Major credit rating agency Moody’s warned today that it may downgrade the U.S. credit rating if the government fails to figure out a way to avoid the so-called fiscal cliff at the end of the year.
Credit rating agencies last year issued similar warnings when Congress and the White House were wrangling over the U.S. debt ceiling. While Moody’s did not downgrade the U.S. at the time, S&P, another of the big three agencies, downgraded the U.S. from AAA to AA+.
Despite their dubious role in the global financial crisis, credit rating agencies have an impact on the interest rates governments and businesses pay on their debt.
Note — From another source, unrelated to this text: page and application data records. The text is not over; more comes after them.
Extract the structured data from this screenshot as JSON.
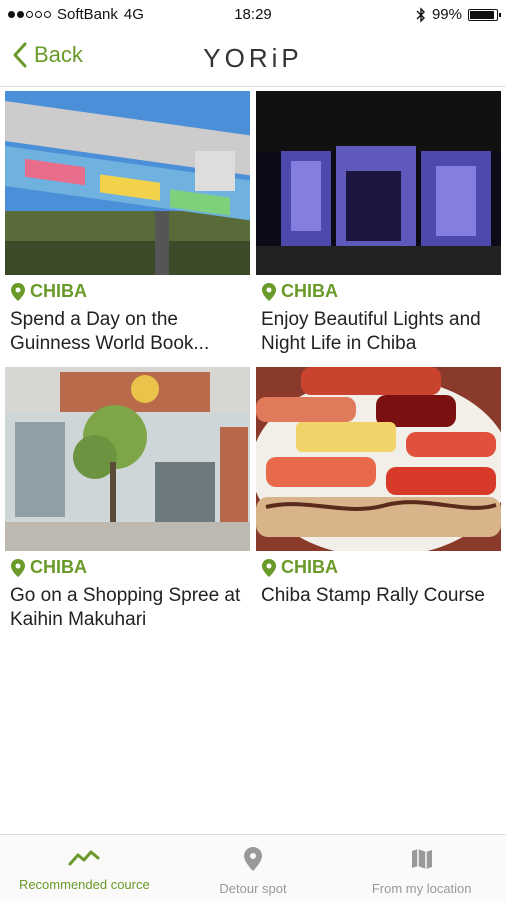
{
  "status_bar": {
    "carrier": "SoftBank",
    "network": "4G",
    "time": "18:29",
    "battery": "99%",
    "battery_level": 0.99
  },
  "nav": {
    "back_label": "Back",
    "logo": "YORiP"
  },
  "cards": [
    {
      "location": "CHIBA",
      "title": "Spend a Day on the Guinness World Book..."
    },
    {
      "location": "CHIBA",
      "title": "Enjoy Beautiful Lights and Night Life in Chiba"
    },
    {
      "location": "CHIBA",
      "title": "Go on a Shopping Spree at Kaihin Makuhari"
    },
    {
      "location": "CHIBA",
      "title": "Chiba Stamp Rally Course"
    }
  ],
  "tabs": [
    {
      "label": "Recommended cource",
      "icon": "trend-icon",
      "active": true
    },
    {
      "label": "Detour spot",
      "icon": "pin-icon",
      "active": false
    },
    {
      "label": "From my location",
      "icon": "map-icon",
      "active": false
    }
  ],
  "colors": {
    "accent": "#6a9a2a",
    "inactive": "#999999"
  }
}
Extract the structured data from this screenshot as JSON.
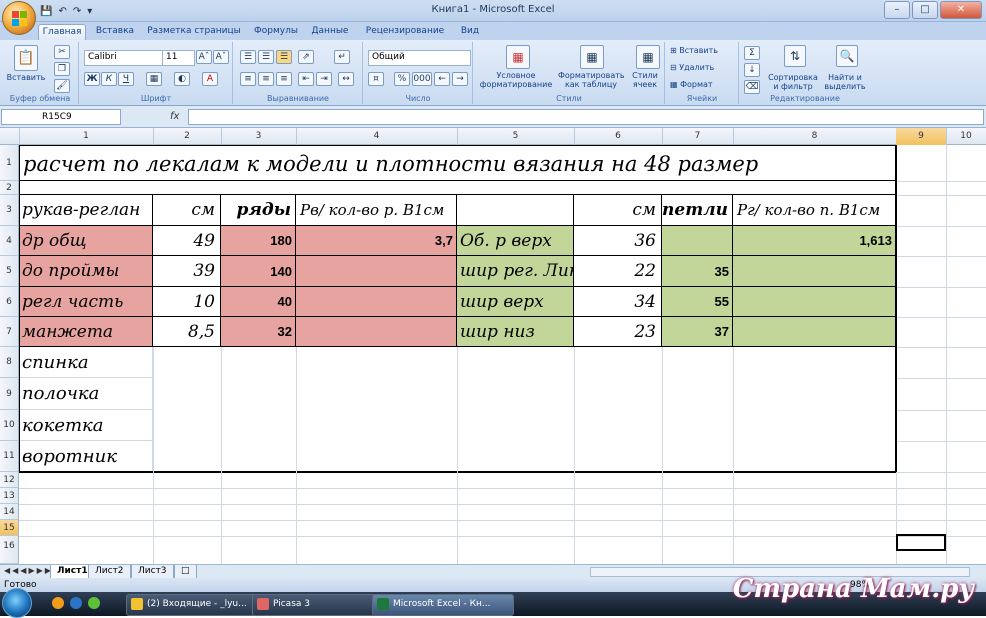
{
  "window": {
    "title": "Книга1 - Microsoft Excel"
  },
  "tabs": [
    "Главная",
    "Вставка",
    "Разметка страницы",
    "Формулы",
    "Данные",
    "Рецензирование",
    "Вид"
  ],
  "ribbon": {
    "clipboard": {
      "label": "Буфер обмена",
      "paste": "Вставить"
    },
    "font": {
      "label": "Шрифт",
      "name": "Calibri",
      "size": "11",
      "bold": "Ж",
      "italic": "К",
      "underline": "Ч"
    },
    "alignment": {
      "label": "Выравнивание"
    },
    "number": {
      "label": "Число",
      "format": "Общий",
      "percent": "%",
      "thousands": "000"
    },
    "styles": {
      "label": "Стили",
      "conditional": "Условное форматирование",
      "as_table": "Форматировать как таблицу",
      "cell_styles": "Стили ячеек"
    },
    "cells": {
      "label": "Ячейки",
      "insert": "Вставить",
      "delete": "Удалить",
      "format": "Формат"
    },
    "editing": {
      "label": "Редактирование",
      "sort": "Сортировка и фильтр",
      "find": "Найти и выделить"
    }
  },
  "formula_bar": {
    "name_box": "R15C9",
    "fx": "fx",
    "value": ""
  },
  "columns": [
    "1",
    "2",
    "3",
    "4",
    "5",
    "6",
    "7",
    "8",
    "9",
    "10"
  ],
  "rows": [
    "1",
    "2",
    "3",
    "4",
    "5",
    "6",
    "7",
    "8",
    "9",
    "10",
    "11",
    "12",
    "13",
    "14",
    "15",
    "16"
  ],
  "sheet": {
    "title": "расчет по лекалам к модели и плотности вязания на 48 размер",
    "h_sleeve": "рукав-реглан",
    "h_cm": "см",
    "h_rows": "ряды",
    "h_rv": "Рв/ кол-во р. В1см",
    "h_cm2": "см",
    "h_loops": "петли",
    "h_rg": "Рг/ кол-во п. В1см",
    "r4": {
      "a": "др общ",
      "b": "49",
      "c": "180",
      "d": "3,7",
      "e": "Об. р верх",
      "f": "36",
      "g": "",
      "h": "1,613"
    },
    "r5": {
      "a": "до проймы",
      "b": "39",
      "c": "140",
      "e": "шир рег. Лин",
      "f": "22",
      "g": "35"
    },
    "r6": {
      "a": "регл часть",
      "b": "10",
      "c": "40",
      "e": "шир верх",
      "f": "34",
      "g": "55"
    },
    "r7": {
      "a": "манжета",
      "b": "8,5",
      "c": "32",
      "e": "шир низ",
      "f": "23",
      "g": "37"
    },
    "r8": "спинка",
    "r9": "полочка",
    "r10": "кокетка",
    "r11": "воротник"
  },
  "sheet_tabs": [
    "Лист1",
    "Лист2",
    "Лист3"
  ],
  "status": {
    "ready": "Готово",
    "zoom": "98%"
  },
  "taskbar": [
    {
      "label": "(2) Входящие - _lyu..."
    },
    {
      "label": "Picasa 3"
    },
    {
      "label": "Microsoft Excel - Кн..."
    }
  ],
  "watermark": "Страна Мам.ру",
  "colors": {
    "pink": "#e6a3a0",
    "green": "#c2d69a",
    "selected_header": "#f1c15f"
  }
}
Lower ratings mean the government may have to pay higher interest rates on some of its $16 trillion in debt outstanding.
The fiscal cliff is what economists are calling the year-end expiration of the Bush-era tax cuts, plus tax increases and spending cuts that will automatically take place as part of a deal to raise the debt ceiling.
Update of the Outlook for the US Government’s Debt Rating
The US government bond rating remains unchanged at Aaa with a negative outlook. The direction of the US rating and its outlook will most likely be determined by the outcome of budget negotiations during the course of 2013. In particular:
» If those negotiations lead to specific policies that produce a stabilization and then downward trend in the ratio of federal debt to GDP over the medium term, the rating will likely be affirmed and the outlook returned to stable.
» If those negotiations fail to produce a plan that includes such policies, we would expect to lower the rating, probably to Aa1.
» The maintenance of the Aaa with a negative outlook into 2014 is highly unlikely unless the method adopted to achieve debt stabilization involved a large, immediate fiscal shock with a resulting unstable economic situation. Such a shock could come from the so-called “fiscal cliff.” In such circumstances, we would await evidence that the economy could rebound from the shock before considering a return to a stable outlook.
It is difficult to predict when during 2013 Congress will conclude negotiations that result in a budget package. The Aaa rating, with its negative outlook, is likely to be maintained until the outcome of those negotiations becomes clear.
It is also worth noting that maintaining the rating outlook assumes a relatively orderly process for the increase in the statutory debt limit. The debt limit will likely be reached around the end of this year, and the government’s ability to meet interest and other expenses out of available resources would likely be exhausted within a few months. Under these circumstances, the government’s rating would likely be placed under review after the debt limit is reached but several weeks before the exhaustion of the Treasury’s resources. Moody’s took a similar action during the summer of 2011 after the debt limit had been reached.